▸ TO DO: Copy every entry precisely.
---- GIVEN RECORDS
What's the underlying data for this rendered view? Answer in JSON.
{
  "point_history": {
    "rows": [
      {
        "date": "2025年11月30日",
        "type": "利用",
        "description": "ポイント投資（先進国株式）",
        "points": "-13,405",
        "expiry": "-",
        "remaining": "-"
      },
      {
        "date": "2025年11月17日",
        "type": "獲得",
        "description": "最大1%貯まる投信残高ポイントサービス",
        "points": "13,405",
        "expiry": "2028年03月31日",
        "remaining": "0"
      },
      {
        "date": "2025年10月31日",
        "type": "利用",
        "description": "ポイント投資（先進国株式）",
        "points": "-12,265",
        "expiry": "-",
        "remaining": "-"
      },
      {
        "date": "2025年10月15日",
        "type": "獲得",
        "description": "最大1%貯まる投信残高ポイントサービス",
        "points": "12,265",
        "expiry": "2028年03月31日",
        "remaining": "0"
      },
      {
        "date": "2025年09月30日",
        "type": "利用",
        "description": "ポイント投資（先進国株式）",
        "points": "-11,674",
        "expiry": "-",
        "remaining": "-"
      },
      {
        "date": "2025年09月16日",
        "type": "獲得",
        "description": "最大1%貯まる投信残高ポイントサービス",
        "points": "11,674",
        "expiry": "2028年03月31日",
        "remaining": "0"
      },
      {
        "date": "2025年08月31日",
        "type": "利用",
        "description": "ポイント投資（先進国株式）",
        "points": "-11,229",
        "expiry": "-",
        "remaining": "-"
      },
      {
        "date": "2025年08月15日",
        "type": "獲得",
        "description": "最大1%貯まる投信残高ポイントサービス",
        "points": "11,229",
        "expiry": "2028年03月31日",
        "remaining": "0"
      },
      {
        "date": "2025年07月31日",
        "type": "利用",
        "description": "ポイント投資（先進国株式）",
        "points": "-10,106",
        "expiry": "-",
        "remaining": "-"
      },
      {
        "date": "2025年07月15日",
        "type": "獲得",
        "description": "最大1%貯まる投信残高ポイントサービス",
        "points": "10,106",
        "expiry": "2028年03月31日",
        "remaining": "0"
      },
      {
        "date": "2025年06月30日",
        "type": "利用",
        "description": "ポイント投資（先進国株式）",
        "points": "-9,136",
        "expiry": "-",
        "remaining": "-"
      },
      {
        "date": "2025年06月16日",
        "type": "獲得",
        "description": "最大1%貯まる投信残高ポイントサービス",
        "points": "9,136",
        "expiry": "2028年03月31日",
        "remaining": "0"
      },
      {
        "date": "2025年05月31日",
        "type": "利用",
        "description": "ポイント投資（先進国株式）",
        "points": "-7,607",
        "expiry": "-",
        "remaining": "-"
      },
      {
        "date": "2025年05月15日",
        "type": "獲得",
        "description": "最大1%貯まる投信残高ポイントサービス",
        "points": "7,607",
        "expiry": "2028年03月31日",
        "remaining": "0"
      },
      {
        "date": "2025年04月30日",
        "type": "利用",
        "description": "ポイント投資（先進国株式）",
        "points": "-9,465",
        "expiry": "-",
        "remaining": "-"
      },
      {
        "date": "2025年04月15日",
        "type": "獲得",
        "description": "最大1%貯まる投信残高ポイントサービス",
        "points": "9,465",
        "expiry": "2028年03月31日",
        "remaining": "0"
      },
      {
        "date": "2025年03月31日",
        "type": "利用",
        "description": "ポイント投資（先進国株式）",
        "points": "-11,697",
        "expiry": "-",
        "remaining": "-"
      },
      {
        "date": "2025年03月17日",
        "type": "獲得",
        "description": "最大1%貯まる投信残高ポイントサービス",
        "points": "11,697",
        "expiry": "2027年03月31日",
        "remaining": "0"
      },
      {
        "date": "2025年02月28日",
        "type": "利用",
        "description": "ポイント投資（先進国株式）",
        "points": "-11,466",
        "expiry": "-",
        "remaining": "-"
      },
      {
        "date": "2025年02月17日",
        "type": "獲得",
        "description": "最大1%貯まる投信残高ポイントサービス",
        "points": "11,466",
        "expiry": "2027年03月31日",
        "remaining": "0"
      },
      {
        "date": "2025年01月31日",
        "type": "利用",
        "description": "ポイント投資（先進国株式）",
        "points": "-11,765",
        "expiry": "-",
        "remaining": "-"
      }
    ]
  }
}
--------
▸ FINAL ANSWER:
What's the underlying data for this rendered view? Answer in JSON.
{
  "point_history": {
    "rows": [
      {
        "date": "2025年11月30日",
        "type": "利用",
        "description": "ポイント投資（先進国株式）",
        "points": "-13,405",
        "expiry": "-",
        "remaining": "-"
      },
      {
        "date": "2025年11月17日",
        "type": "獲得",
        "description": "最大1%貯まる投信残高ポイントサービス",
        "points": "13,405",
        "expiry": "2028年03月31日",
        "remaining": "0"
      },
      {
        "date": "2025年10月31日",
        "type": "利用",
        "description": "ポイント投資（先進国株式）",
        "points": "-12,265",
        "expiry": "-",
        "remaining": "-"
      },
      {
        "date": "2025年10月15日",
        "type": "獲得",
        "description": "最大1%貯まる投信残高ポイントサービス",
        "points": "12,265",
        "expiry": "2028年03月31日",
        "remaining": "0"
      },
      {
        "date": "2025年09月30日",
        "type": "利用",
        "description": "ポイント投資（先進国株式）",
        "points": "-11,674",
        "expiry": "-",
        "remaining": "-"
      },
      {
        "date": "2025年09月16日",
        "type": "獲得",
        "description": "最大1%貯まる投信残高ポイントサービス",
        "points": "11,674",
        "expiry": "2028年03月31日",
        "remaining": "0"
      },
      {
        "date": "2025年08月31日",
        "type": "利用",
        "description": "ポイント投資（先進国株式）",
        "points": "-11,229",
        "expiry": "-",
        "remaining": "-"
      },
      {
        "date": "2025年08月15日",
        "type": "獲得",
        "description": "最大1%貯まる投信残高ポイントサービス",
        "points": "11,229",
        "expiry": "2028年03月31日",
        "remaining": "0"
      },
      {
        "date": "2025年07月31日",
        "type": "利用",
        "description": "ポイント投資（先進国株式）",
        "points": "-10,106",
        "expiry": "-",
        "remaining": "-"
      },
      {
        "date": "2025年07月15日",
        "type": "獲得",
        "description": "最大1%貯まる投信残高ポイントサービス",
        "points": "10,106",
        "expiry": "2028年03月31日",
        "remaining": "0"
      },
      {
        "date": "2025年06月30日",
        "type": "利用",
        "description": "ポイント投資（先進国株式）",
        "points": "-9,136",
        "expiry": "-",
        "remaining": "-"
      },
      {
        "date": "2025年06月16日",
        "type": "獲得",
        "description": "最大1%貯まる投信残高ポイントサービス",
        "points": "9,136",
        "expiry": "2028年03月31日",
        "remaining": "0"
      },
      {
        "date": "2025年05月31日",
        "type": "利用",
        "description": "ポイント投資（先進国株式）",
        "points": "-7,607",
        "expiry": "-",
        "remaining": "-"
      },
      {
        "date": "2025年05月15日",
        "type": "獲得",
        "description": "最大1%貯まる投信残高ポイントサービス",
        "points": "7,607",
        "expiry": "2028年03月31日",
        "remaining": "0"
      },
      {
        "date": "2025年04月30日",
        "type": "利用",
        "description": "ポイント投資（先進国株式）",
        "points": "-9,465",
        "expiry": "-",
        "remaining": "-"
      },
      {
        "date": "2025年04月15日",
        "type": "獲得",
        "description": "最大1%貯まる投信残高ポイントサービス",
        "points": "9,465",
        "expiry": "2028年03月31日",
        "remaining": "0"
      },
      {
        "date": "2025年03月31日",
        "type": "利用",
        "description": "ポイント投資（先進国株式）",
        "points": "-11,697",
        "expiry": "-",
        "remaining": "-"
      },
      {
        "date": "2025年03月17日",
        "type": "獲得",
        "description": "最大1%貯まる投信残高ポイントサービス",
        "points": "11,697",
        "expiry": "2027年03月31日",
        "remaining": "0"
      },
      {
        "date": "2025年02月28日",
        "type": "利用",
        "description": "ポイント投資（先進国株式）",
        "points": "-11,466",
        "expiry": "-",
        "remaining": "-"
      },
      {
        "date": "2025年02月17日",
        "type": "獲得",
        "description": "最大1%貯まる投信残高ポイントサービス",
        "points": "11,466",
        "expiry": "2027年03月31日",
        "remaining": "0"
      },
      {
        "date": "2025年01月31日",
        "type": "利用",
        "description": "ポイント投資（先進国株式）",
        "points": "-11,765",
        "expiry": "-",
        "remaining": "-"
      }
    ]
  }
}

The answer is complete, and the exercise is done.